**TASK DESCRIPTION**
The response should consist of the data below, copied exactly, with no pictures in it.
**** INPUT DATA
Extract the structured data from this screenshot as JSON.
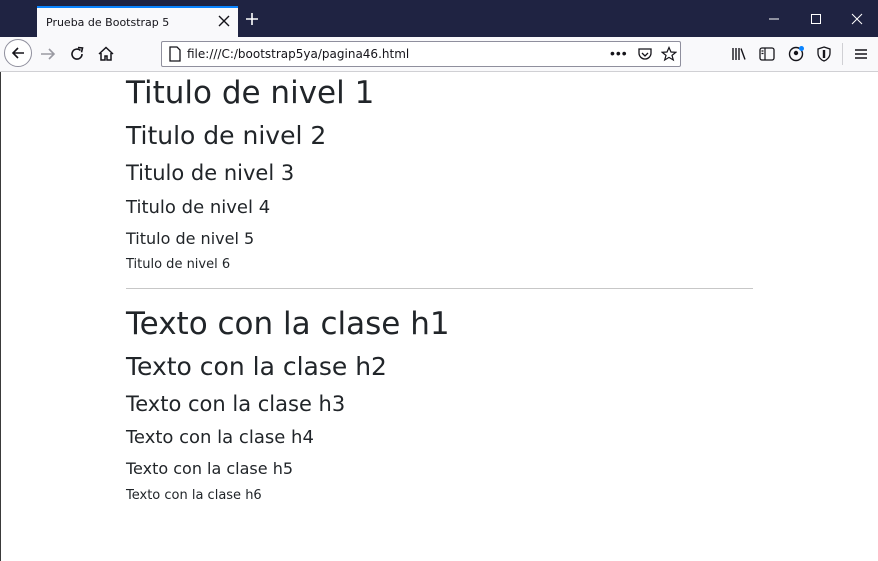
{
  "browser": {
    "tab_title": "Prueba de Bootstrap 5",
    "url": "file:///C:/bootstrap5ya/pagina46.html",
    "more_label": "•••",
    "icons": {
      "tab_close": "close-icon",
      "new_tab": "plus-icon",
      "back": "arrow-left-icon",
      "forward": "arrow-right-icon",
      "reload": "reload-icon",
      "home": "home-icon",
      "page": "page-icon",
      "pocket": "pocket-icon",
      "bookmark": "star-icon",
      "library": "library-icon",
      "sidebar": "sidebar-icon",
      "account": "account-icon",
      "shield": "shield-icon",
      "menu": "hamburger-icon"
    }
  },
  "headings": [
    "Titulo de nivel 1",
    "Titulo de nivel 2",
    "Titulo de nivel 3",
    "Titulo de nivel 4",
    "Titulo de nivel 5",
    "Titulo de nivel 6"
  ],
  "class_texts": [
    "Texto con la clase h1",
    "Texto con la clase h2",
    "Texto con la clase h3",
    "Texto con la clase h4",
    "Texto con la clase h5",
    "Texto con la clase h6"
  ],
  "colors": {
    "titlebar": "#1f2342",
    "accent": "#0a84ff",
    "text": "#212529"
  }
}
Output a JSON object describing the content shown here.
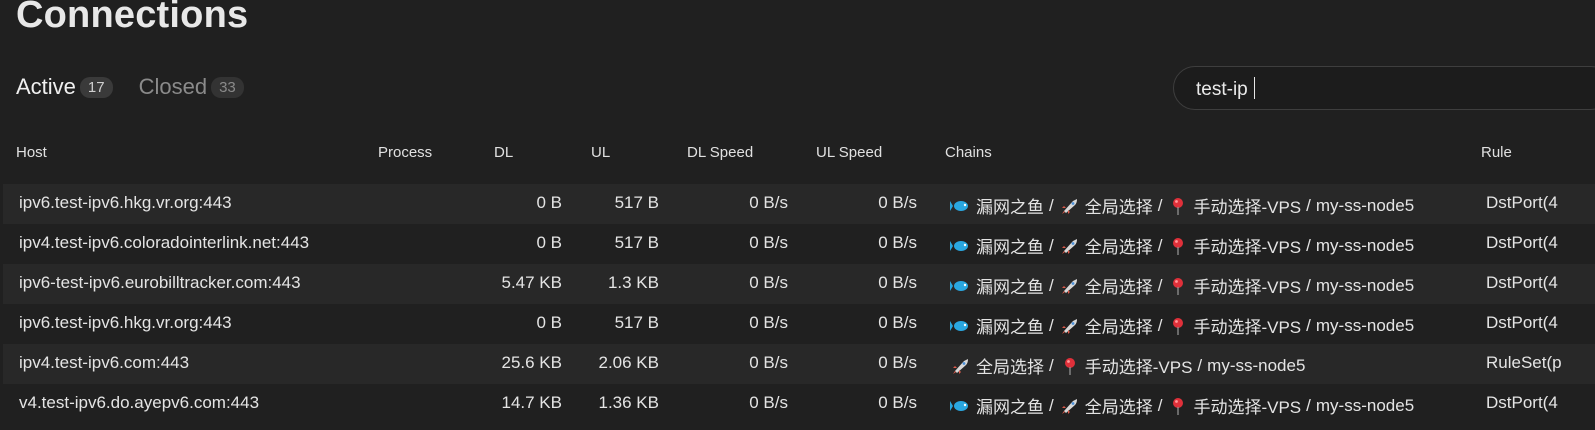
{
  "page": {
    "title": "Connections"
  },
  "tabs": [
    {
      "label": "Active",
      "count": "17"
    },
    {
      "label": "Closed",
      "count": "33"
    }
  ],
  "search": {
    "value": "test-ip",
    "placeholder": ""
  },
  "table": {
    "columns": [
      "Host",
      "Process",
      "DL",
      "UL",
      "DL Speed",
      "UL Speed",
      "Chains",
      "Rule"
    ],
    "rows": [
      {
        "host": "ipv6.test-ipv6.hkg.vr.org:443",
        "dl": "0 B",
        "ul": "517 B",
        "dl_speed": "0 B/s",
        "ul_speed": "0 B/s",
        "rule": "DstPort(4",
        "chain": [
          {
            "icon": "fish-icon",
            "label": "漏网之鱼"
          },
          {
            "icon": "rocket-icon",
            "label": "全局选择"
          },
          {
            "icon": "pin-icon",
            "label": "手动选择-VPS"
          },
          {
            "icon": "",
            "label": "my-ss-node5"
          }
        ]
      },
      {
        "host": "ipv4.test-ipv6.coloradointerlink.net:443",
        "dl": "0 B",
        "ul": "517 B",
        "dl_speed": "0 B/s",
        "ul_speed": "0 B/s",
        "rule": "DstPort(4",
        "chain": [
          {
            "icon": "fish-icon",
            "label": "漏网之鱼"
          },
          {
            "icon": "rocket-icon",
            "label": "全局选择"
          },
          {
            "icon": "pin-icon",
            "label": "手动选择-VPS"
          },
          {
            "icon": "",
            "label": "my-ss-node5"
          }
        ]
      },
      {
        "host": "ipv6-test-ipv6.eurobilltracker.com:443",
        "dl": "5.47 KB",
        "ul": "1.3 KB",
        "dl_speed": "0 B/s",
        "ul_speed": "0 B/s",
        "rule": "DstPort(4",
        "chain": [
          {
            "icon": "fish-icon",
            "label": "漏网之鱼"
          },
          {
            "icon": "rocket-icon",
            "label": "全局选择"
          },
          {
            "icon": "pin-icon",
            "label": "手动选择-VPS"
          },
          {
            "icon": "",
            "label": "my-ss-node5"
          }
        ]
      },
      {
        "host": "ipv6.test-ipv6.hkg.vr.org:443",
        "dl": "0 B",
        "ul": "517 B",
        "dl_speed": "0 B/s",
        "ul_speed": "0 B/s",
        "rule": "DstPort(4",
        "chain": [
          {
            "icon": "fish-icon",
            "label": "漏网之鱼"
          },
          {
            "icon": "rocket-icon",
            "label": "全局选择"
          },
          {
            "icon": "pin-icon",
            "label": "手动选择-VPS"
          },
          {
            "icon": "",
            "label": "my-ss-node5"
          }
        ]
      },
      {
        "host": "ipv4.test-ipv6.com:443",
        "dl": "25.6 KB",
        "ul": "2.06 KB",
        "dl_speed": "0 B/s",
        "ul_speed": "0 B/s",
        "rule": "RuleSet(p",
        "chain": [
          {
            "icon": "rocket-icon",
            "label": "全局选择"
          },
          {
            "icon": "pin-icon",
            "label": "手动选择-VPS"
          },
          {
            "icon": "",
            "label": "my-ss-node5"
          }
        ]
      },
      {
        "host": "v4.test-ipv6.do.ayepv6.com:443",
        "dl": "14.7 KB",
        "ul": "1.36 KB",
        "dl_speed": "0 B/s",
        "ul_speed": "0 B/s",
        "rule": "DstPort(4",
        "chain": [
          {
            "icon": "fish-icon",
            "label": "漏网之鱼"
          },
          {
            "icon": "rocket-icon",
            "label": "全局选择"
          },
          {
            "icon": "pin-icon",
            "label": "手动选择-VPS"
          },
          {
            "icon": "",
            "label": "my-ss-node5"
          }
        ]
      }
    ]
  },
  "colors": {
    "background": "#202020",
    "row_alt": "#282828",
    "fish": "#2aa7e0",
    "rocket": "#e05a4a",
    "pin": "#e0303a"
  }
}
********
**EXERCISE OUTPUT**
Extract the structured data from this screenshot as JSON.
{
  "browser": {
    "tab_title": "Prueba de Bootstrap 5",
    "url": "file:///C:/bootstrap5ya/pagina46.html",
    "more_label": "•••",
    "icons": {
      "tab_close": "close-icon",
      "new_tab": "plus-icon",
      "back": "arrow-left-icon",
      "forward": "arrow-right-icon",
      "reload": "reload-icon",
      "home": "home-icon",
      "page": "page-icon",
      "pocket": "pocket-icon",
      "bookmark": "star-icon",
      "library": "library-icon",
      "sidebar": "sidebar-icon",
      "account": "account-icon",
      "shield": "shield-icon",
      "menu": "hamburger-icon"
    }
  },
  "headings": [
    "Titulo de nivel 1",
    "Titulo de nivel 2",
    "Titulo de nivel 3",
    "Titulo de nivel 4",
    "Titulo de nivel 5",
    "Titulo de nivel 6"
  ],
  "class_texts": [
    "Texto con la clase h1",
    "Texto con la clase h2",
    "Texto con la clase h3",
    "Texto con la clase h4",
    "Texto con la clase h5",
    "Texto con la clase h6"
  ],
  "colors": {
    "titlebar": "#1f2342",
    "accent": "#0a84ff",
    "text": "#212529"
  }
}
Output a JSON object describing the content shown here.
{
  "page": {
    "title": "Connections"
  },
  "tabs": [
    {
      "label": "Active",
      "count": "17"
    },
    {
      "label": "Closed",
      "count": "33"
    }
  ],
  "search": {
    "value": "test-ip",
    "placeholder": ""
  },
  "table": {
    "columns": [
      "Host",
      "Process",
      "DL",
      "UL",
      "DL Speed",
      "UL Speed",
      "Chains",
      "Rule"
    ],
    "rows": [
      {
        "host": "ipv6.test-ipv6.hkg.vr.org:443",
        "dl": "0 B",
        "ul": "517 B",
        "dl_speed": "0 B/s",
        "ul_speed": "0 B/s",
        "rule": "DstPort(4",
        "chain": [
          {
            "icon": "fish-icon",
            "label": "漏网之鱼"
          },
          {
            "icon": "rocket-icon",
            "label": "全局选择"
          },
          {
            "icon": "pin-icon",
            "label": "手动选择-VPS"
          },
          {
            "icon": "",
            "label": "my-ss-node5"
          }
        ]
      },
      {
        "host": "ipv4.test-ipv6.coloradointerlink.net:443",
        "dl": "0 B",
        "ul": "517 B",
        "dl_speed": "0 B/s",
        "ul_speed": "0 B/s",
        "rule": "DstPort(4",
        "chain": [
          {
            "icon": "fish-icon",
            "label": "漏网之鱼"
          },
          {
            "icon": "rocket-icon",
            "label": "全局选择"
          },
          {
            "icon": "pin-icon",
            "label": "手动选择-VPS"
          },
          {
            "icon": "",
            "label": "my-ss-node5"
          }
        ]
      },
      {
        "host": "ipv6-test-ipv6.eurobilltracker.com:443",
        "dl": "5.47 KB",
        "ul": "1.3 KB",
        "dl_speed": "0 B/s",
        "ul_speed": "0 B/s",
        "rule": "DstPort(4",
        "chain": [
          {
            "icon": "fish-icon",
            "label": "漏网之鱼"
          },
          {
            "icon": "rocket-icon",
            "label": "全局选择"
          },
          {
            "icon": "pin-icon",
            "label": "手动选择-VPS"
          },
          {
            "icon": "",
            "label": "my-ss-node5"
          }
        ]
      },
      {
        "host": "ipv6.test-ipv6.hkg.vr.org:443",
        "dl": "0 B",
        "ul": "517 B",
        "dl_speed": "0 B/s",
        "ul_speed": "0 B/s",
        "rule": "DstPort(4",
        "chain": [
          {
            "icon": "fish-icon",
            "label": "漏网之鱼"
          },
          {
            "icon": "rocket-icon",
            "label": "全局选择"
          },
          {
            "icon": "pin-icon",
            "label": "手动选择-VPS"
          },
          {
            "icon": "",
            "label": "my-ss-node5"
          }
        ]
      },
      {
        "host": "ipv4.test-ipv6.com:443",
        "dl": "25.6 KB",
        "ul": "2.06 KB",
        "dl_speed": "0 B/s",
        "ul_speed": "0 B/s",
        "rule": "RuleSet(p",
        "chain": [
          {
            "icon": "rocket-icon",
            "label": "全局选择"
          },
          {
            "icon": "pin-icon",
            "label": "手动选择-VPS"
          },
          {
            "icon": "",
            "label": "my-ss-node5"
          }
        ]
      },
      {
        "host": "v4.test-ipv6.do.ayepv6.com:443",
        "dl": "14.7 KB",
        "ul": "1.36 KB",
        "dl_speed": "0 B/s",
        "ul_speed": "0 B/s",
        "rule": "DstPort(4",
        "chain": [
          {
            "icon": "fish-icon",
            "label": "漏网之鱼"
          },
          {
            "icon": "rocket-icon",
            "label": "全局选择"
          },
          {
            "icon": "pin-icon",
            "label": "手动选择-VPS"
          },
          {
            "icon": "",
            "label": "my-ss-node5"
          }
        ]
      }
    ]
  },
  "colors": {
    "background": "#202020",
    "row_alt": "#282828",
    "fish": "#2aa7e0",
    "rocket": "#e05a4a",
    "pin": "#e0303a"
  }
}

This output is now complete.